By Rob Sabo, Northern Nevada Business Weekly
Several golf courses in northern Nevada have struggled with red ink the past few years, the most notable being D’Andrea, which eventually closed.
Two keys to economic viability for the region’s courses, says Greg Raleigh, membership director at Somersett Golf and Country Club, is to develop more golfers locally and to heavily promote the benefits and social aspects of golf to increase membership and play.
“There is just so much to do in this region, that if we don’t develop more golfers there are other activities,” Raleigh says. “The challenges aren’t other golf courses, there is just so many things to do with the lake and skiing and everything else that we have to keep building golfers.”
Golf courses in northern Nevada have become proactive to increasing their membership bases. Somersett this year introduced a low-cost preview membership that has a clearly defined end-date rather than standard memberships, which are paid until cancelled. The private course in the hills west of Reno sold 50 of the new memberships in January and exceeded its annual sales enrollment goals in the first quarter, Raleigh says.
In order to generate more cash flow for the course, Somersett re-allocated a portion of homeowners’ association fees to the operation of the course, Raleigh says.
Another step the course has enacted to help increase play is a “Learn to Golf” program with PGA professional Stuart Smith, who works with experienced and beginning golfers to build enthusiasm for the game.
“Stuart is committed to teaching, playing and generating golfers,” Raleigh says. “It is really a lifestyle play. Golf has a way of making itself a lifestyle, and that is what we are trying to communicate.”
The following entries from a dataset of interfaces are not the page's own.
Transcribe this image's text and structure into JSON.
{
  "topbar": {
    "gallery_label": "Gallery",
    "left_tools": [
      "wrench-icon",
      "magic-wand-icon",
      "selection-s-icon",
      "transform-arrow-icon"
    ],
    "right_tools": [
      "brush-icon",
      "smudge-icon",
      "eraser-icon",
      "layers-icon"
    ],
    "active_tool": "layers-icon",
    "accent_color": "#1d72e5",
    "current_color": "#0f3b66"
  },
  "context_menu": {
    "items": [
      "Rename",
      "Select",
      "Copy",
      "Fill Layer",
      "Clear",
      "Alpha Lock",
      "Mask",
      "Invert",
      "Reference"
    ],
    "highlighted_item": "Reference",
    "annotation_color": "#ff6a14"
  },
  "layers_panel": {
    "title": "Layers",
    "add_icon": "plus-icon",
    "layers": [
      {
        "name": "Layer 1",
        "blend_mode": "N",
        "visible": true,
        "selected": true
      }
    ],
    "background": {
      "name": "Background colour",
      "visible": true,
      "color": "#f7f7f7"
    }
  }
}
Lisa Anderson, general manager of Montréux Golf and Country Club, says the course will unveil a new promotional campaign designed to grow its membership base, which has decreased just 16 percent from its peak of 417 in 2006. Montréux has 350 golf members, 50 sports members and 37 clubhouse members. Amenities change with the different membership levels. The latter two membership levels have seen small growth in recent years, Anderson says.